►
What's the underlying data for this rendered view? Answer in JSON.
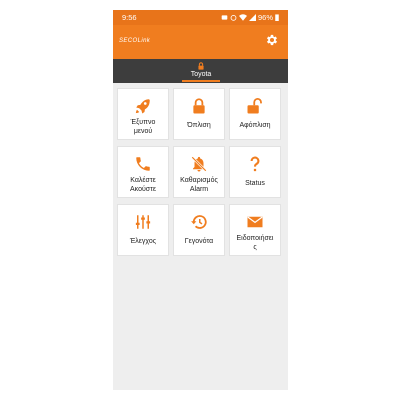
{
  "status_bar": {
    "time": "9:56",
    "battery": "96%"
  },
  "app_bar": {
    "logo": "SECOLink",
    "settings_icon": "gear-icon"
  },
  "tab": {
    "label": "Toyota",
    "icon": "lock-icon"
  },
  "colors": {
    "accent": "#f07d1f",
    "tab_bar": "#3d3d3d",
    "background": "#eeeeee",
    "tile": "#ffffff"
  },
  "tiles": [
    {
      "label": "Έξυπνο\nμενού",
      "icon": "rocket-icon"
    },
    {
      "label": "Όπλιση",
      "icon": "lock-icon"
    },
    {
      "label": "Αφόπλιση",
      "icon": "unlock-icon"
    },
    {
      "label": "Καλέστε\nΑκούστε",
      "icon": "phone-icon"
    },
    {
      "label": "Καθαρισμός\nAlarm",
      "icon": "bell-off-icon"
    },
    {
      "label": "Status",
      "icon": "question-icon"
    },
    {
      "label": "Έλεγχος",
      "icon": "sliders-icon"
    },
    {
      "label": "Γεγονότα",
      "icon": "history-icon"
    },
    {
      "label": "Ειδοποιήσει\nς",
      "icon": "envelope-icon"
    }
  ]
}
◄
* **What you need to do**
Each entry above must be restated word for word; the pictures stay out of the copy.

* **Answer area**
What's the underlying data for this rendered view? Answer in JSON.
{
  "status_bar": {
    "time": "9:56",
    "battery": "96%"
  },
  "app_bar": {
    "logo": "SECOLink",
    "settings_icon": "gear-icon"
  },
  "tab": {
    "label": "Toyota",
    "icon": "lock-icon"
  },
  "colors": {
    "accent": "#f07d1f",
    "tab_bar": "#3d3d3d",
    "background": "#eeeeee",
    "tile": "#ffffff"
  },
  "tiles": [
    {
      "label": "Έξυπνο\nμενού",
      "icon": "rocket-icon"
    },
    {
      "label": "Όπλιση",
      "icon": "lock-icon"
    },
    {
      "label": "Αφόπλιση",
      "icon": "unlock-icon"
    },
    {
      "label": "Καλέστε\nΑκούστε",
      "icon": "phone-icon"
    },
    {
      "label": "Καθαρισμός\nAlarm",
      "icon": "bell-off-icon"
    },
    {
      "label": "Status",
      "icon": "question-icon"
    },
    {
      "label": "Έλεγχος",
      "icon": "sliders-icon"
    },
    {
      "label": "Γεγονότα",
      "icon": "history-icon"
    },
    {
      "label": "Ειδοποιήσει\nς",
      "icon": "envelope-icon"
    }
  ]
}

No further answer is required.